# Exercise goal
Which of the lines in the data below contain the string "ksnip"? Copy each of them.

Supplied records Start Marker

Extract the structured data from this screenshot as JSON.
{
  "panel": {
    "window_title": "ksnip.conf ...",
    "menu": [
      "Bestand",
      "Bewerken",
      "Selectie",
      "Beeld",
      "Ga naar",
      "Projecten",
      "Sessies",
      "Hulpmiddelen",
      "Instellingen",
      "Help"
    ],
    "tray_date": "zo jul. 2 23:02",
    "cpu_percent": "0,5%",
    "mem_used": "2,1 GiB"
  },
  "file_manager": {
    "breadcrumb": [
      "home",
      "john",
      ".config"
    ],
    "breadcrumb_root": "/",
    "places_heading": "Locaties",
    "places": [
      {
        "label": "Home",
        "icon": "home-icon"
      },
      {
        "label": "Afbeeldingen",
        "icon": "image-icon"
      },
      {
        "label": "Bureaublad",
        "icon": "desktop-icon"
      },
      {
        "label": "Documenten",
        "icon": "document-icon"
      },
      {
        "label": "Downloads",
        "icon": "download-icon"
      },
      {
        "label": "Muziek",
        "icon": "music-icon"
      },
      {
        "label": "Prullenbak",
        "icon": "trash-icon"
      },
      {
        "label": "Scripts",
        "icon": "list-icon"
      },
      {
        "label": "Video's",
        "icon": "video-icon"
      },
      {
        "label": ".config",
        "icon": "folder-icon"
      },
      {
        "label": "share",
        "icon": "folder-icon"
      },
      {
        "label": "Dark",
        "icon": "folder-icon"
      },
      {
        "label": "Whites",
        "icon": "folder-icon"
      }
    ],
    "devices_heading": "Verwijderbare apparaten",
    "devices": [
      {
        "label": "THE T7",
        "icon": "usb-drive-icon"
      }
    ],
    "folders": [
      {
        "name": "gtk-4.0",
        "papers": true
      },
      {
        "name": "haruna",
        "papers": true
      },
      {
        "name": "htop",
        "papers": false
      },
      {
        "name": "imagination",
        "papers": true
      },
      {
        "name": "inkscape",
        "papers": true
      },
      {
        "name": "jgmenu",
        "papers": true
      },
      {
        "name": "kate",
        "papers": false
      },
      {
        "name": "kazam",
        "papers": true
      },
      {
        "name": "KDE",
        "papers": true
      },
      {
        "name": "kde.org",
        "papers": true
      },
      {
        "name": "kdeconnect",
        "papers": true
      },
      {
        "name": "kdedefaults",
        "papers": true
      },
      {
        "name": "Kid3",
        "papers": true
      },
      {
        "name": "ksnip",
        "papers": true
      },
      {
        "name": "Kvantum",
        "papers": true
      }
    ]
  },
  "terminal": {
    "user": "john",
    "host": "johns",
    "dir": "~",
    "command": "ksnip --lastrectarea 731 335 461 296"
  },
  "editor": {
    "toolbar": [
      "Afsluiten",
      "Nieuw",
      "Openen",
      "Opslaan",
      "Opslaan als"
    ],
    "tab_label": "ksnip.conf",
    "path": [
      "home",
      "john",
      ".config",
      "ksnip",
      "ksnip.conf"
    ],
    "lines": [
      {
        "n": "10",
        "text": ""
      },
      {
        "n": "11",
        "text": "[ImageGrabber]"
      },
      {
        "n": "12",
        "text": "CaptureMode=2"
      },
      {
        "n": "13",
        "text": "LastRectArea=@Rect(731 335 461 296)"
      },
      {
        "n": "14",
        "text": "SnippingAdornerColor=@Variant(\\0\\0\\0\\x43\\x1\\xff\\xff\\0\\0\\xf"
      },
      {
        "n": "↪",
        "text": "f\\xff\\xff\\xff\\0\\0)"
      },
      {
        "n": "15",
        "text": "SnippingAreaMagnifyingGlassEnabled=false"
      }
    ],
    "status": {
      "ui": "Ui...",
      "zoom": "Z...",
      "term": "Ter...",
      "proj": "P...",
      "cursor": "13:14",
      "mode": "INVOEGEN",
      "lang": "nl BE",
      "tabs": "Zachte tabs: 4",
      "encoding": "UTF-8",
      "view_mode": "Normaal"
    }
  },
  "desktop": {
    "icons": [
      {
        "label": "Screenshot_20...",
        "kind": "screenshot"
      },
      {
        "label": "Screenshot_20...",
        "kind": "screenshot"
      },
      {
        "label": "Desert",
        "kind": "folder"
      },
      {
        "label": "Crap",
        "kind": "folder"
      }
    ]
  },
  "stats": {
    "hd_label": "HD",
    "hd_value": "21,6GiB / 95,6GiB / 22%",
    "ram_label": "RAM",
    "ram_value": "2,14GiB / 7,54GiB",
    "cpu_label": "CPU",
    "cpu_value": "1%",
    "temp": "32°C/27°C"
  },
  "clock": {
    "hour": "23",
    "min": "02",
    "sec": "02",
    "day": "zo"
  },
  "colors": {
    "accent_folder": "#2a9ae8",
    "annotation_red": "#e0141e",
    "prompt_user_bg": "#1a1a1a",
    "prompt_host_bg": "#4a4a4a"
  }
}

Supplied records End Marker

# Task solution
    "window_title": "ksnip.conf ...",
        "name": "ksnip",
    "command": "ksnip --lastrectarea 731 335 461 296"
    "tab_label": "ksnip.conf",
      "ksnip",
      "ksnip.conf"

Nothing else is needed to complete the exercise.